**Entries from a dataset of interfaces:**

=== Section Start ===

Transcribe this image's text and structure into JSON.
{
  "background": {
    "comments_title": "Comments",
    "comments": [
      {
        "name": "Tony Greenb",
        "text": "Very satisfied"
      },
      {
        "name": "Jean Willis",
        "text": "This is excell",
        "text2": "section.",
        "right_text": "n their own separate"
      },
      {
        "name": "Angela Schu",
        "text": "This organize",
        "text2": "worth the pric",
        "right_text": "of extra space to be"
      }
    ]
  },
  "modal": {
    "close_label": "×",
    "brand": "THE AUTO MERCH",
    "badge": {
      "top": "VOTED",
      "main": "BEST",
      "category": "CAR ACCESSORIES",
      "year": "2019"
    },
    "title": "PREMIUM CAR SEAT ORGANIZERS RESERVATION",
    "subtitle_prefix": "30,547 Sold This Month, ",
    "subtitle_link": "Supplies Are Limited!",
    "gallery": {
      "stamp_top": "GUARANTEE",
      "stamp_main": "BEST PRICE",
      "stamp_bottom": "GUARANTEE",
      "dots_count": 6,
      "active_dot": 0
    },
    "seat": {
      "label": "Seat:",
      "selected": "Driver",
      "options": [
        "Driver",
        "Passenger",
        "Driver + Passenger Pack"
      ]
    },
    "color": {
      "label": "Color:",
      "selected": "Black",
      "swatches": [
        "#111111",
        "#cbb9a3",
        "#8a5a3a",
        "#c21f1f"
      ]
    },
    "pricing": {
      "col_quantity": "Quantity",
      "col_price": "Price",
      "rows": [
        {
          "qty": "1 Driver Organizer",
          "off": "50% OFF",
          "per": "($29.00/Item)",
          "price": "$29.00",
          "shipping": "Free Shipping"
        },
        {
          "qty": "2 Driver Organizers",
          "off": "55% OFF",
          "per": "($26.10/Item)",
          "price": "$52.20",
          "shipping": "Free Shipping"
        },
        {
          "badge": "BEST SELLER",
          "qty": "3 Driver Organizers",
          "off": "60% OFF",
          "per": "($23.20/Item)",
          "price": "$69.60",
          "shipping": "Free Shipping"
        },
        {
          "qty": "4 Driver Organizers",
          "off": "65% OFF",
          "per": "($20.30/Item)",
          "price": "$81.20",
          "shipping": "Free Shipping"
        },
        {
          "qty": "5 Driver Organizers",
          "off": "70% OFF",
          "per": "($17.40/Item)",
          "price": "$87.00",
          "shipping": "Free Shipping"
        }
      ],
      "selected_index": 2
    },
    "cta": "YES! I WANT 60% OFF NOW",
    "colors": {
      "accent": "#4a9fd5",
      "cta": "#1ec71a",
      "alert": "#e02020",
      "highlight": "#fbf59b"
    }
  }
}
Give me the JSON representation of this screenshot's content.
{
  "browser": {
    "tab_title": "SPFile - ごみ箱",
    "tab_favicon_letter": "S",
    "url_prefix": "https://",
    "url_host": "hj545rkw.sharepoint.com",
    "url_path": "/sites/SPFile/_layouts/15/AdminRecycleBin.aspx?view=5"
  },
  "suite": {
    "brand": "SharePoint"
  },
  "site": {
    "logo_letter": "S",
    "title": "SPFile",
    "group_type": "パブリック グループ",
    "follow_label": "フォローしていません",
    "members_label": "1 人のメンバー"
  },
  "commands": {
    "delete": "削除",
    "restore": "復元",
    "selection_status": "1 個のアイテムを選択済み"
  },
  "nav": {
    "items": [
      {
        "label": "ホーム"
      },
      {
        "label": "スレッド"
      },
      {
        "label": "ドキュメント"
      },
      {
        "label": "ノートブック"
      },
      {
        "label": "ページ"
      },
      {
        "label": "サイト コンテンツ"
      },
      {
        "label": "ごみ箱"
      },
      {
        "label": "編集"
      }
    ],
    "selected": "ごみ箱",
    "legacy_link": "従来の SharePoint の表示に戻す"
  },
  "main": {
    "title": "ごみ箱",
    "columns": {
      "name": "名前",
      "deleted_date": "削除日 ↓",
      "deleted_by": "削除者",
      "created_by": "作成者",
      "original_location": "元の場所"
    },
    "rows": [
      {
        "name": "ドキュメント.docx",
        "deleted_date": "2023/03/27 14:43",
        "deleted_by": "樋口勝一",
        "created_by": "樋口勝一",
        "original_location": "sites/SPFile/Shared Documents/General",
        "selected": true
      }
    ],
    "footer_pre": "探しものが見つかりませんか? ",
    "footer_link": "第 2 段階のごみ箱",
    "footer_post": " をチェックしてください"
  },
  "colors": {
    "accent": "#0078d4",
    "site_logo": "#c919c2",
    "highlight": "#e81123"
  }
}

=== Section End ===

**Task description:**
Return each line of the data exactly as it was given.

**Answer to the exercise:**
Transcribe this image's text and structure into JSON.
{
  "background": {
    "comments_title": "Comments",
    "comments": [
      {
        "name": "Tony Greenb",
        "text": "Very satisfied"
      },
      {
        "name": "Jean Willis",
        "text": "This is excell",
        "text2": "section.",
        "right_text": "n their own separate"
      },
      {
        "name": "Angela Schu",
        "text": "This organize",
        "text2": "worth the pric",
        "right_text": "of extra space to be"
      }
    ]
  },
  "modal": {
    "close_label": "×",
    "brand": "THE AUTO MERCH",
    "badge": {
      "top": "VOTED",
      "main": "BEST",
      "category": "CAR ACCESSORIES",
      "year": "2019"
    },
    "title": "PREMIUM CAR SEAT ORGANIZERS RESERVATION",
    "subtitle_prefix": "30,547 Sold This Month, ",
    "subtitle_link": "Supplies Are Limited!",
    "gallery": {
      "stamp_top": "GUARANTEE",
      "stamp_main": "BEST PRICE",
      "stamp_bottom": "GUARANTEE",
      "dots_count": 6,
      "active_dot": 0
    },
    "seat": {
      "label": "Seat:",
      "selected": "Driver",
      "options": [
        "Driver",
        "Passenger",
        "Driver + Passenger Pack"
      ]
    },
    "color": {
      "label": "Color:",
      "selected": "Black",
      "swatches": [
        "#111111",
        "#cbb9a3",
        "#8a5a3a",
        "#c21f1f"
      ]
    },
    "pricing": {
      "col_quantity": "Quantity",
      "col_price": "Price",
      "rows": [
        {
          "qty": "1 Driver Organizer",
          "off": "50% OFF",
          "per": "($29.00/Item)",
          "price": "$29.00",
          "shipping": "Free Shipping"
        },
        {
          "qty": "2 Driver Organizers",
          "off": "55% OFF",
          "per": "($26.10/Item)",
          "price": "$52.20",
          "shipping": "Free Shipping"
        },
        {
          "badge": "BEST SELLER",
          "qty": "3 Driver Organizers",
          "off": "60% OFF",
          "per": "($23.20/Item)",
          "price": "$69.60",
          "shipping": "Free Shipping"
        },
        {
          "qty": "4 Driver Organizers",
          "off": "65% OFF",
          "per": "($20.30/Item)",
          "price": "$81.20",
          "shipping": "Free Shipping"
        },
        {
          "qty": "5 Driver Organizers",
          "off": "70% OFF",
          "per": "($17.40/Item)",
          "price": "$87.00",
          "shipping": "Free Shipping"
        }
      ],
      "selected_index": 2
    },
    "cta": "YES! I WANT 60% OFF NOW",
    "colors": {
      "accent": "#4a9fd5",
      "cta": "#1ec71a",
      "alert": "#e02020",
      "highlight": "#fbf59b"
    }
  }
}
Give me the JSON representation of this screenshot's content.
{
  "browser": {
    "tab_title": "SPFile - ごみ箱",
    "tab_favicon_letter": "S",
    "url_prefix": "https://",
    "url_host": "hj545rkw.sharepoint.com",
    "url_path": "/sites/SPFile/_layouts/15/AdminRecycleBin.aspx?view=5"
  },
  "suite": {
    "brand": "SharePoint"
  },
  "site": {
    "logo_letter": "S",
    "title": "SPFile",
    "group_type": "パブリック グループ",
    "follow_label": "フォローしていません",
    "members_label": "1 人のメンバー"
  },
  "commands": {
    "delete": "削除",
    "restore": "復元",
    "selection_status": "1 個のアイテムを選択済み"
  },
  "nav": {
    "items": [
      {
        "label": "ホーム"
      },
      {
        "label": "スレッド"
      },
      {
        "label": "ドキュメント"
      },
      {
        "label": "ノートブック"
      },
      {
        "label": "ページ"
      },
      {
        "label": "サイト コンテンツ"
      },
      {
        "label": "ごみ箱"
      },
      {
        "label": "編集"
      }
    ],
    "selected": "ごみ箱",
    "legacy_link": "従来の SharePoint の表示に戻す"
  },
  "main": {
    "title": "ごみ箱",
    "columns": {
      "name": "名前",
      "deleted_date": "削除日 ↓",
      "deleted_by": "削除者",
      "created_by": "作成者",
      "original_location": "元の場所"
    },
    "rows": [
      {
        "name": "ドキュメント.docx",
        "deleted_date": "2023/03/27 14:43",
        "deleted_by": "樋口勝一",
        "created_by": "樋口勝一",
        "original_location": "sites/SPFile/Shared Documents/General",
        "selected": true
      }
    ],
    "footer_pre": "探しものが見つかりませんか? ",
    "footer_link": "第 2 段階のごみ箱",
    "footer_post": " をチェックしてください"
  },
  "colors": {
    "accent": "#0078d4",
    "site_logo": "#c919c2",
    "highlight": "#e81123"
  }
}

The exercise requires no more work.